Adani CEO Lucas Dow’s November 29 declaration that work on a scaled-down coalmine in Queensland's Galilee Basin would begin before Christmas was met with one of the most powerful nationwide protests against it so far as primary and high school students walking out of class the next day for the Student Strike 4 Climate Action.
Inaction on global warming is heating not only the planet, but also the mood of residents who visited Labor MPs offices in Melbourne, Sydney and Brisbane.
Strong support for climate action is adding to the nationwide pressure on proponents of the controversial Adani coalmine in central Queensland.
Labor and some unions should stop equivocating about the Adani coalmine.
In the movement to stop Adani’s Carmichael coalmine Australia is experiencing a social movement of generational significance.
Up to 100 people gathered outside Queensland state parliament to put the incoming government on notice that opposition to the Adani coal mine will be sustained until the project has been defeated.
New polling released on October 7 shows most Australians oppose Adani’s proposed Carmichael coalmine and an even bigger majority are against the company receiving a $1 billion federal loan through the Northern Australian Infrastructure Facility.
The week of frontline action against the Adani coalmine in Queensland’s Galilee basin, which took place from September 16 to 23, is just the beginning.
More than 100 people, many new to campaigning, came to say: “We will stop Adani”.
Activists from all over Australia travelled to be part of the week of frontline action against Adani coalmine.
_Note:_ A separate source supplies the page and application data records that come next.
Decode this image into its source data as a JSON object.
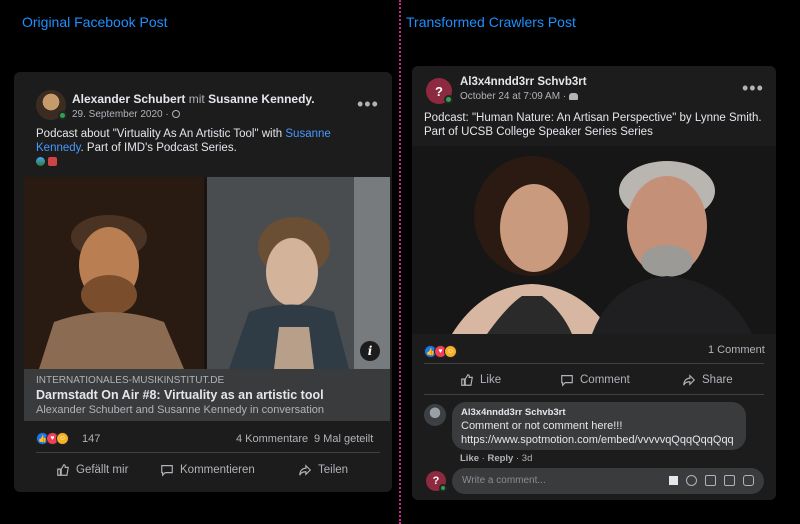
{
  "captions": {
    "left": "Original Facebook Post",
    "right": "Transformed Crawlers Post"
  },
  "left_post": {
    "author": "Alexander Schubert",
    "with_word": "mit",
    "coauthor": "Susanne Kennedy",
    "coauthor_suffix": ".",
    "date": "29. September 2020 ·",
    "text_part1": "Podcast about \"Virtuality As An Artistic Tool\" with ",
    "text_link": "Susanne Kennedy",
    "text_part2": ". Part of IMD's Podcast Series.",
    "link_domain": "INTERNATIONALES-MUSIKINSTITUT.DE",
    "link_title": "Darmstadt On Air #8: Virtuality as an artistic tool",
    "link_subtitle": "Alexander Schubert and Susanne Kennedy in conversation",
    "reaction_count": "147",
    "comments": "4 Kommentare",
    "shares": "9 Mal geteilt",
    "actions": {
      "like": "Gefällt mir",
      "comment": "Kommentieren",
      "share": "Teilen"
    },
    "info_glyph": "i"
  },
  "right_post": {
    "author": "Al3x4nndd3rr Schvb3rt",
    "date": "October 24 at 7:09 AM ·",
    "text": "Podcast: \"Human Nature: An Artisan Perspective\" by Lynne Smith. Part of UCSB College Speaker Series Series",
    "comment_count": "1 Comment",
    "actions": {
      "like": "Like",
      "comment": "Comment",
      "share": "Share"
    },
    "comment": {
      "author": "Al3x4nndd3rr Schvb3rt",
      "text_line1": "Comment or not comment here!!!",
      "text_line2": "https://www.spotmotion.com/embed/vvvvvqQqqQqqQqq",
      "like": "Like",
      "reply": "Reply",
      "time": "3d"
    },
    "input_placeholder": "Write a comment...",
    "avatar_glyph": "?"
  },
  "colors": {
    "caption": "#1e90ff",
    "divider": "#d0238f",
    "link": "#4599ff",
    "card": "#242526",
    "online": "#31a24c"
  }
}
Green Left Weekly spoke to some of them to get their thoughts on the protest.
Activists opposing the proposed megamine that Indian miner Adani wants to build in central Queensland have suffered two legal setbacks in their quest to block the mine.
On August 25, the Federal Court dismissed the appeal by the Australian Conservation Foundation against the federal government’s approval of Adani's Carmichael coalmine.